I don’t know about the rest of the country, but around here, the one coal plant is further away from the big metro area than the wind turbines. The coal plant is in Boardman OR, 180 miles or so away from Portland. There’s many wind turbines in between Portland and Boardman. Also a couple large hydro dams on the Columbia River. So the wind and hydro power suffers less transmission loss.

A big chunk of the decline in solar prices has been the decline in prices for solar panels. They went from $80 a watt back in the late 70s, to about $5 a watt during the Bush administration to about $0.50 a watt now. They’ve declined in price 90% just in the last decade.

However, there are other costs of a solar system and those are not going down. The panels themselves may only be $0.50, but there is still another $2-3 of costs for other hardware, installation, taxes, etc.

So who knows how much solar will continue to decline, because most of the decline up until now was due to the panels themselves becoming cheaper. Back when it costs $8 per installed watt ($5 for the panel, $3 for everything else) cheaper panels was a great idea. Now that it costs $3.50 an installed watt ($0.50 for the panel, $3 for everything else) cheaper panels won’t make a difference.

Either way, there are efforts at building storage on both an industrial and residential level for renewable energy. However who knows how long until it becomes affordable and mass produced.
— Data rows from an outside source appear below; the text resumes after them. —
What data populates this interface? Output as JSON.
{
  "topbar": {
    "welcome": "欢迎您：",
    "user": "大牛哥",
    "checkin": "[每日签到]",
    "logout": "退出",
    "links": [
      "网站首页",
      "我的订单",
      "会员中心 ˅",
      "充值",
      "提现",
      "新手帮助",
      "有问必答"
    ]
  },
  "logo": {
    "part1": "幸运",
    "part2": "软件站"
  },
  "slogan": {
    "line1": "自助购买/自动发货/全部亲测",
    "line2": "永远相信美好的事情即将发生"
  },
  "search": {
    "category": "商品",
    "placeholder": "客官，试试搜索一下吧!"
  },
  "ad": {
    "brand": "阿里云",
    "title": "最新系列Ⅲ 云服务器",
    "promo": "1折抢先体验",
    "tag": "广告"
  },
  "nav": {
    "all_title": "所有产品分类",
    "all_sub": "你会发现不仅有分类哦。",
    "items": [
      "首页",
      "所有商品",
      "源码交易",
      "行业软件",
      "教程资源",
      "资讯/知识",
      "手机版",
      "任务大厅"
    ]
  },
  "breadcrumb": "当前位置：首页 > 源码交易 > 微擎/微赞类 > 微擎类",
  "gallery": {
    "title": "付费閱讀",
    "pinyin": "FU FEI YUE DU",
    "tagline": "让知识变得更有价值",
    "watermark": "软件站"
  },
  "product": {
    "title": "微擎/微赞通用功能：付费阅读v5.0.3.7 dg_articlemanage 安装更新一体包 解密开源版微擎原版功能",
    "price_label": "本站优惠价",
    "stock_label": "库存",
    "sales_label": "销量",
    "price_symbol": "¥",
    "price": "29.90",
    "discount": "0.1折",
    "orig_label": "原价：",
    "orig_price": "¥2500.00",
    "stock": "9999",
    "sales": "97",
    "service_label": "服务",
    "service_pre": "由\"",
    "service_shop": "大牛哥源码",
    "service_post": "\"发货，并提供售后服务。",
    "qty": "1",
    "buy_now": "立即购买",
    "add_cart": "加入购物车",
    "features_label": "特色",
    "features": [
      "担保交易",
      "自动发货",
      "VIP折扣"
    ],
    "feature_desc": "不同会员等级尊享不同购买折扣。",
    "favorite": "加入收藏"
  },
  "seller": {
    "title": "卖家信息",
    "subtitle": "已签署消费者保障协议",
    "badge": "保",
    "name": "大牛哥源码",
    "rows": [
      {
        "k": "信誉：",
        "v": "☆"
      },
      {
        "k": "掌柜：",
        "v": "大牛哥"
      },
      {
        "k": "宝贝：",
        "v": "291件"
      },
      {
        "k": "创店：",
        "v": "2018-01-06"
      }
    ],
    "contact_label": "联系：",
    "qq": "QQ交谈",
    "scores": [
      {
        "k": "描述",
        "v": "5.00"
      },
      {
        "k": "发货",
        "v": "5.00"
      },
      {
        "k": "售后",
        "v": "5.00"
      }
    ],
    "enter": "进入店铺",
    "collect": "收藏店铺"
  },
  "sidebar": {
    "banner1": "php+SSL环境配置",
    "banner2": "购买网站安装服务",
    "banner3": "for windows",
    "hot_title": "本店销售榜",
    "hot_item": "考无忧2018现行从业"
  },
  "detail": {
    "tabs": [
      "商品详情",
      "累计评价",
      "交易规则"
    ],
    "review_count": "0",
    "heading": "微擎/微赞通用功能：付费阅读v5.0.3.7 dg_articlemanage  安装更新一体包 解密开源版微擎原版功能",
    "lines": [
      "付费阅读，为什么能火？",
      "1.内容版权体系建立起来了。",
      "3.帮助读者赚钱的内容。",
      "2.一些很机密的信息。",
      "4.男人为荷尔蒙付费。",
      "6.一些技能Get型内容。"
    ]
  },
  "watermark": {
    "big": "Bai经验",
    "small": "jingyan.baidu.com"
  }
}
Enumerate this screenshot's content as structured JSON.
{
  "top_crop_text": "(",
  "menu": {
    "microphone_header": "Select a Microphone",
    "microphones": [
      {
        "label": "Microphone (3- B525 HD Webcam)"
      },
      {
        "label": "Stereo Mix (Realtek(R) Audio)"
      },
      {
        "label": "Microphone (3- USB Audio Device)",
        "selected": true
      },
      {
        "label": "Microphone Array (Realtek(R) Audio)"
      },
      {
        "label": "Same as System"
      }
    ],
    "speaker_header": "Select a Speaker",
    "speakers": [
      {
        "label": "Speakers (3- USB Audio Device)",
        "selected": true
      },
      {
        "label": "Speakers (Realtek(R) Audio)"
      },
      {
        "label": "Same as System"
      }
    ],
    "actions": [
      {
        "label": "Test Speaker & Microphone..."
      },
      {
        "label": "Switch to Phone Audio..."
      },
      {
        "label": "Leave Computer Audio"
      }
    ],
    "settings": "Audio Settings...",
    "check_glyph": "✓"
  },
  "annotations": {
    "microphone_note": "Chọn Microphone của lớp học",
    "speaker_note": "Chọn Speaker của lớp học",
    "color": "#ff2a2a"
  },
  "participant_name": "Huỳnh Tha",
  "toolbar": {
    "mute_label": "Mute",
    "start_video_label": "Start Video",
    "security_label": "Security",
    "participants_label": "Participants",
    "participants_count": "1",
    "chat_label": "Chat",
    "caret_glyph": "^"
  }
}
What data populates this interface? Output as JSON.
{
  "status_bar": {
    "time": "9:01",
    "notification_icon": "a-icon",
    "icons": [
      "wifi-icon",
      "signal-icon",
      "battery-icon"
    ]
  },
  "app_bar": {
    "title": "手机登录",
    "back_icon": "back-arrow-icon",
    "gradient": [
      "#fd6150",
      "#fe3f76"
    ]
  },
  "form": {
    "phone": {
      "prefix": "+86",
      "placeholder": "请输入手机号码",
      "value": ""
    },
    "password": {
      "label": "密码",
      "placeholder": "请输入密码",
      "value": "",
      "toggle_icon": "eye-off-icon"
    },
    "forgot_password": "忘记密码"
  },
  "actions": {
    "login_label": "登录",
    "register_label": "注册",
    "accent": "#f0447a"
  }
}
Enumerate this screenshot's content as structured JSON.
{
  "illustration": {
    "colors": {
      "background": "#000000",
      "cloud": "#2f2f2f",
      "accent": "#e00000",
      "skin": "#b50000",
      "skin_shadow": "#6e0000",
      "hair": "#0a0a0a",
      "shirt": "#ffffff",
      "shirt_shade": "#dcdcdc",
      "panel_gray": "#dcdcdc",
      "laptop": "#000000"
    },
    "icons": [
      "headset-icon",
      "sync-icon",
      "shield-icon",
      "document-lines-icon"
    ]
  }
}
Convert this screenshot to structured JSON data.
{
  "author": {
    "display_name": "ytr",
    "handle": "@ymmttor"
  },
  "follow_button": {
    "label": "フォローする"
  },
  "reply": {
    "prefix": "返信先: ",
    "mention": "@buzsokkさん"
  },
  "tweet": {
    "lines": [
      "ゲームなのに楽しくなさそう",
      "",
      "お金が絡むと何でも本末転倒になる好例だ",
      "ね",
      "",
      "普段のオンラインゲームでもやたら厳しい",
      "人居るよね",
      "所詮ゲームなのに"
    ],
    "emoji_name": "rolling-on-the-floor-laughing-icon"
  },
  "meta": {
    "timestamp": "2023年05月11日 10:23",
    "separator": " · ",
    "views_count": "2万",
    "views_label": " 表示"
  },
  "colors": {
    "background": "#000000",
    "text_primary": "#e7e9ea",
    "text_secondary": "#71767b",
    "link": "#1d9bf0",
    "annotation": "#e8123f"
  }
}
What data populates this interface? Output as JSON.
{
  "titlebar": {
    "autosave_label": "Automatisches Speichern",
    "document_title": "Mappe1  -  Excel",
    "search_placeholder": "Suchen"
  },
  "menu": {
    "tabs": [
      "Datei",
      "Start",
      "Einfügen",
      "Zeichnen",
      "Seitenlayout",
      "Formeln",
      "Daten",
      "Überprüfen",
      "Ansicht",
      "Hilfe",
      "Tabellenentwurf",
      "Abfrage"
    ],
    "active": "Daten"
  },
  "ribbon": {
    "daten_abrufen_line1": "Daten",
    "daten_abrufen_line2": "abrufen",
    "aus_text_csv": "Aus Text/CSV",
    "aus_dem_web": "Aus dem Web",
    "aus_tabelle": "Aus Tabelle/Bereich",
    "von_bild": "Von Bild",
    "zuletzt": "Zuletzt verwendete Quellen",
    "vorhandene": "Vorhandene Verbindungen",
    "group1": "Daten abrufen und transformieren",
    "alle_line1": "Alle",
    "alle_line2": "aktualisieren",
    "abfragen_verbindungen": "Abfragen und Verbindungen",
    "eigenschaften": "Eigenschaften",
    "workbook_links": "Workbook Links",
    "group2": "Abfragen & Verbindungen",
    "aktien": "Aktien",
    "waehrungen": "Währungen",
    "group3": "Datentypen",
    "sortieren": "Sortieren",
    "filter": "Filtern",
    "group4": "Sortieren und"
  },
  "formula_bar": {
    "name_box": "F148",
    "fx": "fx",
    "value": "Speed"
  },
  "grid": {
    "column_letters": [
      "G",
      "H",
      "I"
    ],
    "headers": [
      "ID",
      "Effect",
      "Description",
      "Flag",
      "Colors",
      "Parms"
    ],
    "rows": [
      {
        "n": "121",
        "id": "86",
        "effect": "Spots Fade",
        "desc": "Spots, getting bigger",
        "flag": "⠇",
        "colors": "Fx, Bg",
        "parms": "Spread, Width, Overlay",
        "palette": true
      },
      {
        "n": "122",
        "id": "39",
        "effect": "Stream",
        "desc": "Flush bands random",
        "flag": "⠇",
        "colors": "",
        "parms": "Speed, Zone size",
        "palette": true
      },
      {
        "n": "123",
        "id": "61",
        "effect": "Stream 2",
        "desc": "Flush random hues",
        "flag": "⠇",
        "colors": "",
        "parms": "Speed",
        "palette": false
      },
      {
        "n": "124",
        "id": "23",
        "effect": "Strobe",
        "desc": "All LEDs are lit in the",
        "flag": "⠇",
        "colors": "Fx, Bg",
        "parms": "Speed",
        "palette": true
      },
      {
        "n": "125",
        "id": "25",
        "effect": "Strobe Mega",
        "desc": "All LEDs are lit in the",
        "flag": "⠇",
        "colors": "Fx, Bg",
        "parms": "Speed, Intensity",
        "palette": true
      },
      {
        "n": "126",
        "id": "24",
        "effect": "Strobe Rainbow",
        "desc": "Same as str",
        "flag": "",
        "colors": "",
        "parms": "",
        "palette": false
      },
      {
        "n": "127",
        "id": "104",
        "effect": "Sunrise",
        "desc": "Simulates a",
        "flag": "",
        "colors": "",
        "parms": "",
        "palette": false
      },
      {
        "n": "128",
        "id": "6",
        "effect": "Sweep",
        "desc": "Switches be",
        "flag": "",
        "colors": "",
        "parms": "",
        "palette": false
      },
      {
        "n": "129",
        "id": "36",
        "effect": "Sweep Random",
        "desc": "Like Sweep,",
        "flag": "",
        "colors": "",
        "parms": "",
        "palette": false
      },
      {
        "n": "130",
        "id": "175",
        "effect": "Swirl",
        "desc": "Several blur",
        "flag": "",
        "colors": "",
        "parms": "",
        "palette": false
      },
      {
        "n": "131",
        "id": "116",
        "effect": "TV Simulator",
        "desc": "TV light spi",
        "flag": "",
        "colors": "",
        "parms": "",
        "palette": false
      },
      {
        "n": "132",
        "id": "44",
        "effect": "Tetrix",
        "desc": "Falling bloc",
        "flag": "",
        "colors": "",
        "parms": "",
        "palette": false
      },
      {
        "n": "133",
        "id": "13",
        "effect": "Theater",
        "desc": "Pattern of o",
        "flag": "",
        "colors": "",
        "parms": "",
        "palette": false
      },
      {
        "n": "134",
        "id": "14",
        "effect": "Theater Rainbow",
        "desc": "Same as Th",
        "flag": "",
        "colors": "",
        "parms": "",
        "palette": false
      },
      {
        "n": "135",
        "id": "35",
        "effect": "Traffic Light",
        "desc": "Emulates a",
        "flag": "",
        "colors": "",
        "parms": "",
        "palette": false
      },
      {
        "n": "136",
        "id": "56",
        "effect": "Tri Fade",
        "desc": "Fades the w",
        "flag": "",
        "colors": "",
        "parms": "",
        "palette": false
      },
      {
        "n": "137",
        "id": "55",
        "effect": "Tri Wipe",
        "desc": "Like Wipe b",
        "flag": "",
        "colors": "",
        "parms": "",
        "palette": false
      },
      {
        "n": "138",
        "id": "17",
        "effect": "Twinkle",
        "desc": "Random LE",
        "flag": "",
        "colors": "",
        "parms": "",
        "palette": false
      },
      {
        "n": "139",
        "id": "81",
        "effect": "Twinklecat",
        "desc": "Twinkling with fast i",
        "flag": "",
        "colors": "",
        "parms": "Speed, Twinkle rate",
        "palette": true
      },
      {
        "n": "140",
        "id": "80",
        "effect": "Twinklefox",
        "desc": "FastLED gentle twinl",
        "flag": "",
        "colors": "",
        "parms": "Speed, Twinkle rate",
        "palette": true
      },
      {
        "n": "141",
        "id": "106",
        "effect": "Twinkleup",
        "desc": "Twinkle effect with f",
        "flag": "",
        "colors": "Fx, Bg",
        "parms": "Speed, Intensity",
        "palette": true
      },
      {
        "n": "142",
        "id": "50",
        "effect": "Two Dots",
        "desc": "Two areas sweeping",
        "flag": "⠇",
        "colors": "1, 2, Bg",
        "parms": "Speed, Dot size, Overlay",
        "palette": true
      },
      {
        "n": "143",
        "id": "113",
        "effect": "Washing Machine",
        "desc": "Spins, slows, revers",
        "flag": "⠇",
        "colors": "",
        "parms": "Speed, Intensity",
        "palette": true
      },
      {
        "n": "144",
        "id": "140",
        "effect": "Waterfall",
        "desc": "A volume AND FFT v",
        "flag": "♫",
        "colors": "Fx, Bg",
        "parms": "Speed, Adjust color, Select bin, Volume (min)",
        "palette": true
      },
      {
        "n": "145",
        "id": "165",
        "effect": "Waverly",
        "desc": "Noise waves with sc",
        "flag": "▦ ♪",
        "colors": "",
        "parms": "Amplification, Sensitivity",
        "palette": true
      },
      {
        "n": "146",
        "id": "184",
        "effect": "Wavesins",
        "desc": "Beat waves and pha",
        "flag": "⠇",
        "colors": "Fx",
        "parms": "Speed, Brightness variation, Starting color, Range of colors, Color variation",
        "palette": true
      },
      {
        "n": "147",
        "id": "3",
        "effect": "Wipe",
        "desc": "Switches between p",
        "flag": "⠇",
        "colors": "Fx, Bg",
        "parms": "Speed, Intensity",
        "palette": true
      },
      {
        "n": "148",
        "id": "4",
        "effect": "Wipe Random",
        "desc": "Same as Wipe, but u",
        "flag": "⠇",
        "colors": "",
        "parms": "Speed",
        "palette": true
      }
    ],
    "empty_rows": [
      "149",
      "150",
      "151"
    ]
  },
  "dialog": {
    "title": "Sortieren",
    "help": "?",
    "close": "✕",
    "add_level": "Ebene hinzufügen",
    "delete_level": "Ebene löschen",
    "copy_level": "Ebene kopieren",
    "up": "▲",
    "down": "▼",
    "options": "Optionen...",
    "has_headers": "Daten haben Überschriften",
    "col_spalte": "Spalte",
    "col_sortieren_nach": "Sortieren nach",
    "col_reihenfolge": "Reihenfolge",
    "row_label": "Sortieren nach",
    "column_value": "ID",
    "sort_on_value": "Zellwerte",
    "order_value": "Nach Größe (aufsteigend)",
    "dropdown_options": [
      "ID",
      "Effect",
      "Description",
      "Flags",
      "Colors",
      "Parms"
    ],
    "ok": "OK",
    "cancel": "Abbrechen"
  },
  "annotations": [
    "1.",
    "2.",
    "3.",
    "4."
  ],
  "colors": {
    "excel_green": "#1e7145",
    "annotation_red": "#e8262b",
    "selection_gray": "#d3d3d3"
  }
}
In an ideal world, we will be looking at solar that is $1/watt installed or less and also affordable localized energy storage by the 2030s. But who knows if we will get there.

Hydro power is great by pretty much every measure: It’s cheap, it’s large-scale, it’s reliable, it’s responsive, it’s (relatively) environmentally-friendly, and so on. But we can’t just build more because we’ve already built hydro plants nearly everywhere that they can be built. Which we’ve done, of course, because it’s so great. Right now, the only way to increase the share of power generation from hydro is to decrease the total consumption (which is, of course, a good idea to the extent that we practically can).

Realistically, when we’re talking about adding renewable power to the grid in the US, we’re talking about mostly wind, plus a bit of solar. Other technologies like geothermal might be practical in some places, but not everywhere is Iceland.

Electric power production in the US peaked in 2007. Slight decrease since then. (So The Crash may have started it, but other factors kept it going.) The decrease is more noticeable if you factor in per capita.

So there’s no real need to build a bunch of power plants, of any type, to add to the grid for the most part. (Certain growing areas excluded.) So we’re talking about replacement for the most part here. If a utility is thinking about upgrading/replacing something, the coal plants are going to be high on the list.

Note that there’s a small number of businesses and individuals adding their own solar to reduce some power costs, still relying on the grid for the rest. Walmart has been adding solar panels to the roofs of many of their stores, for example. (And if Walmart is doing it, the numbers have got to be good.)

This inroad into the already shrinking demand for power from utilities is not making them happy. So several state legislatures are putting in laws that penalize people for adding solar panels. John Oliver did a nice segment on this.

Yeah, coal is going to go away (and that’s of course an exaggeration). But natural gas is still a good investment so that’s the current winner as far as the utilities are concerned. Renewable beating coal isn’t the big story. It doesn’t take much to beat coal.

Are those coal jobs coming back? No. And the number one reason by far is automation. Reduced demand for coal is a far second. You’d have to be a Luddite to think that coal jobs are coming back.